**Your task**
In the records below, count every line that contains the word "perfeita" and report only the total.

Data about app and page elements:

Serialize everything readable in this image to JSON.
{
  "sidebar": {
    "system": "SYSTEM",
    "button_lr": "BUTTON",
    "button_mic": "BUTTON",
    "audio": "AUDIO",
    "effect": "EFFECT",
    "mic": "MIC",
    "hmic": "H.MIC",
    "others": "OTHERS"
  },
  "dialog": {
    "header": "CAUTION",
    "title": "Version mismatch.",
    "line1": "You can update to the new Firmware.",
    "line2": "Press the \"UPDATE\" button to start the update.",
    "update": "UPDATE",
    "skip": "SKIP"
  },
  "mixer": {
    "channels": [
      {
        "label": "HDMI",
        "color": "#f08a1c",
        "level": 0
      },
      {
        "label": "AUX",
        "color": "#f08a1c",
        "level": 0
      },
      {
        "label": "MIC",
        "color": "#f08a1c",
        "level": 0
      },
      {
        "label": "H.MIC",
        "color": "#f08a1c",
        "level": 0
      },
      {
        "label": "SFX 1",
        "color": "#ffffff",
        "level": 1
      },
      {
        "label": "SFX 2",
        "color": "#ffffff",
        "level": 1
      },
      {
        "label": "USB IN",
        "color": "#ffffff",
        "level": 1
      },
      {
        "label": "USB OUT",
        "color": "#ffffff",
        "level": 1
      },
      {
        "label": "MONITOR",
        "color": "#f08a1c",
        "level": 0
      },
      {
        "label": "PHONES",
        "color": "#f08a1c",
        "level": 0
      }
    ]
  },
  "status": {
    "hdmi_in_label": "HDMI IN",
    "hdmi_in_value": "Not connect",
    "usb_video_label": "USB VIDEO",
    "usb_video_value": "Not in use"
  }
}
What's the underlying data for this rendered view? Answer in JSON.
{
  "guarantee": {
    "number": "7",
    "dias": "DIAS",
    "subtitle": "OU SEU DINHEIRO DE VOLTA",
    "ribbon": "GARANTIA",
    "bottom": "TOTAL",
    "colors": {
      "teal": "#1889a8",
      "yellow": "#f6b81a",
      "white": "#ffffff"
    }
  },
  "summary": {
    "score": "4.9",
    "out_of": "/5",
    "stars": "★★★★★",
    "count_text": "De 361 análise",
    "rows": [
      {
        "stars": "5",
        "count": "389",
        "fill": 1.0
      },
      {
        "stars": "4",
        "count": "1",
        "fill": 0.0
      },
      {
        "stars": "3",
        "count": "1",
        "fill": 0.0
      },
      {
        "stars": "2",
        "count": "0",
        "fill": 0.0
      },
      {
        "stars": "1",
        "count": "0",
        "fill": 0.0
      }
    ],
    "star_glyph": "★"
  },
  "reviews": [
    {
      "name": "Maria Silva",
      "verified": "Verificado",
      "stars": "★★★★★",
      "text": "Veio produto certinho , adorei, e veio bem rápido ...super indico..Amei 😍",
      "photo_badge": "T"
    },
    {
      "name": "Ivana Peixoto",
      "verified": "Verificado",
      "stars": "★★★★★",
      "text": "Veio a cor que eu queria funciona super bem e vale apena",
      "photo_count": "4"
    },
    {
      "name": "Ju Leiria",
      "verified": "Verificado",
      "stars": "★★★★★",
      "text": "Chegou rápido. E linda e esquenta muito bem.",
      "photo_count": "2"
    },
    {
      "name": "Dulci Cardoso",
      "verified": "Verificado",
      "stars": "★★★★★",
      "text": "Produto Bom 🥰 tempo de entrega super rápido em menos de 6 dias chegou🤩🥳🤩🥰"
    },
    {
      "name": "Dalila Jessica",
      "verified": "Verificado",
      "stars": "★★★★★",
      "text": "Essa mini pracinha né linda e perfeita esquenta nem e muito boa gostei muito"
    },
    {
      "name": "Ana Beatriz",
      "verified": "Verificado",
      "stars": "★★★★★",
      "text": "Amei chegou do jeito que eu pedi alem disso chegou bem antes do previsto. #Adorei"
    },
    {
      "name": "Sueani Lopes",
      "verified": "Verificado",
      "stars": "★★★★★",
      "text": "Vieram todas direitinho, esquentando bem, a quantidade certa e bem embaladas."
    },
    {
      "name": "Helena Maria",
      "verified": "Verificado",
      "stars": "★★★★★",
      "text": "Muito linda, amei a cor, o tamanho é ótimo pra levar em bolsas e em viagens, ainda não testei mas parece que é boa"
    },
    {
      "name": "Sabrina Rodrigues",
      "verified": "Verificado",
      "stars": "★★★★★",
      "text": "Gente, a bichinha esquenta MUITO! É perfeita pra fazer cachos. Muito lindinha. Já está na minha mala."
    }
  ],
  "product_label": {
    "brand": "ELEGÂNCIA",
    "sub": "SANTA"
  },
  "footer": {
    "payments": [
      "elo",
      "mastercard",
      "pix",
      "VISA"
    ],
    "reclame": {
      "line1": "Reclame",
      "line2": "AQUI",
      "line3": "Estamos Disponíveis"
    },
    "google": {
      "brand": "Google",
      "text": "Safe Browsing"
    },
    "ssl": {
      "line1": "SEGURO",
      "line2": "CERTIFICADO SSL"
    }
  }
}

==

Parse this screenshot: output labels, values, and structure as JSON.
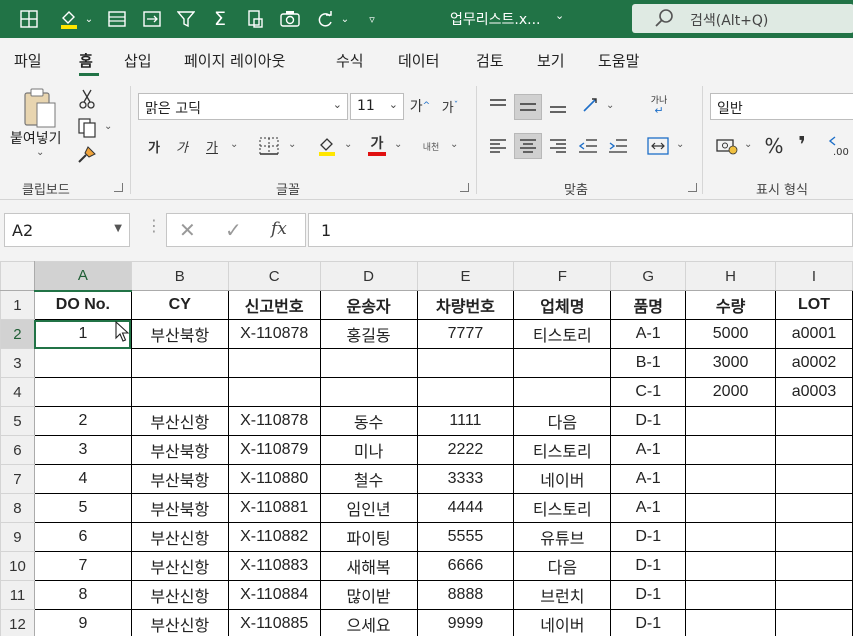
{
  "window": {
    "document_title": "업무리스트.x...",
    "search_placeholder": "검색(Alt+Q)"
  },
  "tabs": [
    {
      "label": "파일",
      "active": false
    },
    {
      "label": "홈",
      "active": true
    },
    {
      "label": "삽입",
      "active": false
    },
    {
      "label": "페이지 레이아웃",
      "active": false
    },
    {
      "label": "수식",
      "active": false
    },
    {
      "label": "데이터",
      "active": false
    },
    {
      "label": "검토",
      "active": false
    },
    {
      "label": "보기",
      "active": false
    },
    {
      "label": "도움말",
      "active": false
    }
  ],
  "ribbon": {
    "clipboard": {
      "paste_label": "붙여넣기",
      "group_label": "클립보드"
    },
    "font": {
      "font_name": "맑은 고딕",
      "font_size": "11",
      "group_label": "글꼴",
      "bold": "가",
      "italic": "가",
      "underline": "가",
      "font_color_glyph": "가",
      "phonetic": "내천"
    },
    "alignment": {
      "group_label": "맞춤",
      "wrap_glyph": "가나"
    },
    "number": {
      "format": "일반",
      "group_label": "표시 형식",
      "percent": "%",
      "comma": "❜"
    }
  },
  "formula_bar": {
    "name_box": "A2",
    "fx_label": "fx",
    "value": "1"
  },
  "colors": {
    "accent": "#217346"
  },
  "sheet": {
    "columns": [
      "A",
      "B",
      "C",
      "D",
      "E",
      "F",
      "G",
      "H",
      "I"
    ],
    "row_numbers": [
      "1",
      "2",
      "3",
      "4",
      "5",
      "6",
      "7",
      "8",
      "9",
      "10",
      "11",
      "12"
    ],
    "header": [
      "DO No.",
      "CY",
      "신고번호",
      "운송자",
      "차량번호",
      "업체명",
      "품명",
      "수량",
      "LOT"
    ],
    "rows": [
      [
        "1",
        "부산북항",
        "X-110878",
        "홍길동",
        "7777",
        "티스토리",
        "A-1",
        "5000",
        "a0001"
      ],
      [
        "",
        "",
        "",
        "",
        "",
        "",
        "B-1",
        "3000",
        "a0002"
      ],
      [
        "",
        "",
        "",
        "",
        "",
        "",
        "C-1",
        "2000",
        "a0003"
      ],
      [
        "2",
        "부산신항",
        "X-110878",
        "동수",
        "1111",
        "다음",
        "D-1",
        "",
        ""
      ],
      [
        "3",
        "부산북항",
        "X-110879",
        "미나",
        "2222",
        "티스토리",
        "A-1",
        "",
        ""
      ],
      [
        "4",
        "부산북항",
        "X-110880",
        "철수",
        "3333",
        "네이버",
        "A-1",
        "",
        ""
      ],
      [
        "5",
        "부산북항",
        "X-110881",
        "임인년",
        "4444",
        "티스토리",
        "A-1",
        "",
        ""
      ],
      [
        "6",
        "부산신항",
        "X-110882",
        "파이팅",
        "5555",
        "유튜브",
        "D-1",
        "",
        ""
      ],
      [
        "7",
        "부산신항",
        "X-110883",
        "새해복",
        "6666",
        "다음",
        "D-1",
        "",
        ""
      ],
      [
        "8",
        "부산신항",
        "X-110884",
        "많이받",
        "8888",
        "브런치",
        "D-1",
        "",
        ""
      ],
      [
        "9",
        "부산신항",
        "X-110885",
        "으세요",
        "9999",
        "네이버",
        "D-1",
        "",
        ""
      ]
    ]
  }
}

**Exercise result**
2